“We always come back home. This is one of my favorite places. I have worked in colleges all of my life, and I have found out there is a right place for every single person. You just need to go with all of your heart and do the best you can. I believe that community colleges are the lifeblood of our country. They are providing the training we need so badly right now. I have loved influencing others and making a difference in people’s lives. I love to give back. I want to impact and serve the community,” he said.
Peter Bacon introduced his cousin, Jon Shay to the Wall of Pride.
“I am sad he is not here to accept this award himself. We started the nomination process a couple of years ago when Dr. Alioto came to me in my office. How do we talk about Jon Shay? Jon Shay was Dansville. He embodied the community pride. Jon always called Dansville the center of the universe. Jon was a lifelong resident of Dansville who graduated from Dansville High School in 1960. He stayed here to run the family business. That business really grew here in Dansville. Jon really got involved with charities and clubs. Dansville Rotary and Noyes Hospital were the biggest ones,” he said. “He was passionate about cleaning up roadside garbage, recycling bags of cans, and making sure everyone had a Turkey Diner on Thanksgiving. He truly lived the rotary model; service before self. He was deeply proud of his family connection to Noyes Hospital. He wanted to keep making Dansville a better community to live, work and play. Recently the third floor of the hospital was named after Jon.”
Bacon added that Shay never enjoyed being in the spotlight and preferred to remain humble throughout his life.
“Jon never asked for anything for himself. He always put others first. We humbly accept this honor for Jon and will work to keep his legacy of making Dansville a better place. He legacy lives on with his family and what he left behind. He will always be an inspiration to future leaders.”
Mimi Burdick, Jon Shay’s sister accepted the award for in her brother’s honor. She congratulated all the other remarkable men for this award.
“I believe Jon was always destined to be a leader. His leadership qualities were exemplified by our parents. We grew up knowing how to help others. He really loved to chat with people and hear their stories. I believe this love comes from our grandpa. He would take Jon on Friday nights down to Main Street. He would talk to the people and show the art of conversation. Jon was our rock and go to person to ask about anyone in the town,” she said. “I think about my brother as the outline for integrity, intensity, compassion and commitment. He was committed to education and excellence. He was committed to his faith. He served in fundraisers and events.
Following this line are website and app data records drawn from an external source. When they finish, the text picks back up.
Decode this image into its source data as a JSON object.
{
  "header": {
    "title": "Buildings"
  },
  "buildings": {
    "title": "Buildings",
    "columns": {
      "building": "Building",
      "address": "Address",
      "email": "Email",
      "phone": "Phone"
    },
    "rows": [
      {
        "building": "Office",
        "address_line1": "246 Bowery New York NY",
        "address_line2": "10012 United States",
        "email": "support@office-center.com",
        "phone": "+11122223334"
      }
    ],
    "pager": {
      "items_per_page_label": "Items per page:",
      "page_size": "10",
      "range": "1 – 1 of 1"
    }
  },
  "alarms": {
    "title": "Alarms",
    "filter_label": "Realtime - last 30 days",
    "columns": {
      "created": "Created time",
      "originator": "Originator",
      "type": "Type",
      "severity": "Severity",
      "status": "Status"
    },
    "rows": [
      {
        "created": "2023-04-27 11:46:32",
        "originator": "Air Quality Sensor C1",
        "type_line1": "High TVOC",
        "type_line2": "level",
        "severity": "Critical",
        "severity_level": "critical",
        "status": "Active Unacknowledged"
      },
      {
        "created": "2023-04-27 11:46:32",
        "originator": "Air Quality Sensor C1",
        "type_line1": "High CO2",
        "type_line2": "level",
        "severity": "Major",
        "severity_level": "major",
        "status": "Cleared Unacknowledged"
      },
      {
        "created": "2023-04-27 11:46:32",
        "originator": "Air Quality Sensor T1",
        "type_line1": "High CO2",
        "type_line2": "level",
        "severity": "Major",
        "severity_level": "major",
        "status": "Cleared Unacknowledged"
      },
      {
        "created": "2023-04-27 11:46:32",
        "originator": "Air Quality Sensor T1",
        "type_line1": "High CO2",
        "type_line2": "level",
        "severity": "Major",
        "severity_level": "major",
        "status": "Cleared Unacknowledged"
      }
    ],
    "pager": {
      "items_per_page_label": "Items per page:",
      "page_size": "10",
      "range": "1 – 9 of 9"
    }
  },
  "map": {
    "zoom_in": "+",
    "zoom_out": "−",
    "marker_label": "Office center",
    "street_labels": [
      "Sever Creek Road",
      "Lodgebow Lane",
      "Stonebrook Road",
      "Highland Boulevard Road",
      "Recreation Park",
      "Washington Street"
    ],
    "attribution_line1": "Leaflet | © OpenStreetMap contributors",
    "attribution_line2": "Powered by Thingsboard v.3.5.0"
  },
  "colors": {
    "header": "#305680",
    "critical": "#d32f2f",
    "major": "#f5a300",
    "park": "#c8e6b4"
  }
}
He had a passion for local sports. He was devoted to his daughters and grandchildren. He was committed to business and Noyes Hospital. Jon always wanted to make sure everyone was taken care of and on his last days he was very concerned about everyone getting a Thanksgiving meal. Jon resisted getting this award since he wanted everyone to be recognized and given a thanks for what they have done.”
The Dansville High School Chamber Singers held their first live performance since the pandemic at Wall of Pride. They led everyone with the National Anthem.